You could also serialize the session at the beginning and end of each request (each request would have its own copy of the session). I think Rails takes this approach by virute of the fact that each request executes in its own process. I'm not sure how you would handle concurrent requests though; would the second request overwrite the session changes from the first? Does Rails write the problem off as too rare to worry about? I suppose you could mitigate this problem to some degree by storing the session in a hidden field on the client.

Nowadays I think I favor keeping all your state in the database and using one of the aforementioned clustered caching frameworks to scale. Thoughts?

JavaOne: Struts Action 2.0

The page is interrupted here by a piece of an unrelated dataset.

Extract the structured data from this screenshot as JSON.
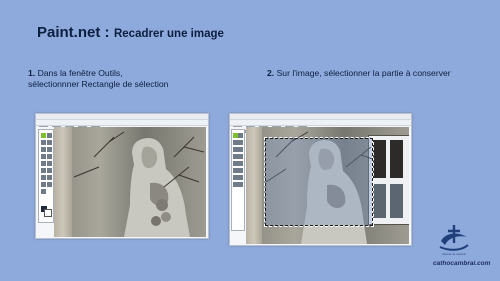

Does JSF's complexity make your head spin? You're in luck. The WebWork and Struts teams have combined efforts to build the next generation web action framework: Struts Action 2.0 (a separate but equal sister sub project to Struts Shale). Pat Lightbody, Jason Carreira, and Don Brown announced the merger in a Wednesday talk to quite a crowd (98% of which uses Struts Action 1), and the Struts team met in person later that day to hammer out the details of the API and project plan. At times like this, meeting face to face trumps collaborating asynchronously via email, and JavaOne provided the perfect opportunity. Based on the meeting and considering how Struts Action 2.0 builds on WebWork 2.2, I think you can look forward to an initial release in late summer or early fall.

Monday, May 15, 2006

JavaOne: Spring 2.0

I met with Rod Johnson this morning, and he demonstrated Spring's new first class support for custom scopes (no more AOP/proxy hacks!). That alone justifies taking Spring for another spin, but he also showed off their new support for injecting constructor parameters by name, i.e. no more worrying about parameter indices or mixing up parameters of the same type. You can capture the parameter names by compiling in debug mode or using a special tool at compile time. Let's see you do that with plain Java. Last but not least, keep an eye out for Spring's new plain Java bean definitions. The Java definitions play nicely with Spring XML which means you can mix and match Java and XML using the best option for the task at hand. For example you might use plain Java to declare that a given class has a dependency on a data source and XML to configure the data source itself. Thanks, Rod.

Monday, May 01, 2006

Code Examples in Javadocs

I wish IntelliJ provided some basic syntax highlighting, completion, and formatting for code examples in Javadocs. What a pain. I'll bet more developers would write them if it did.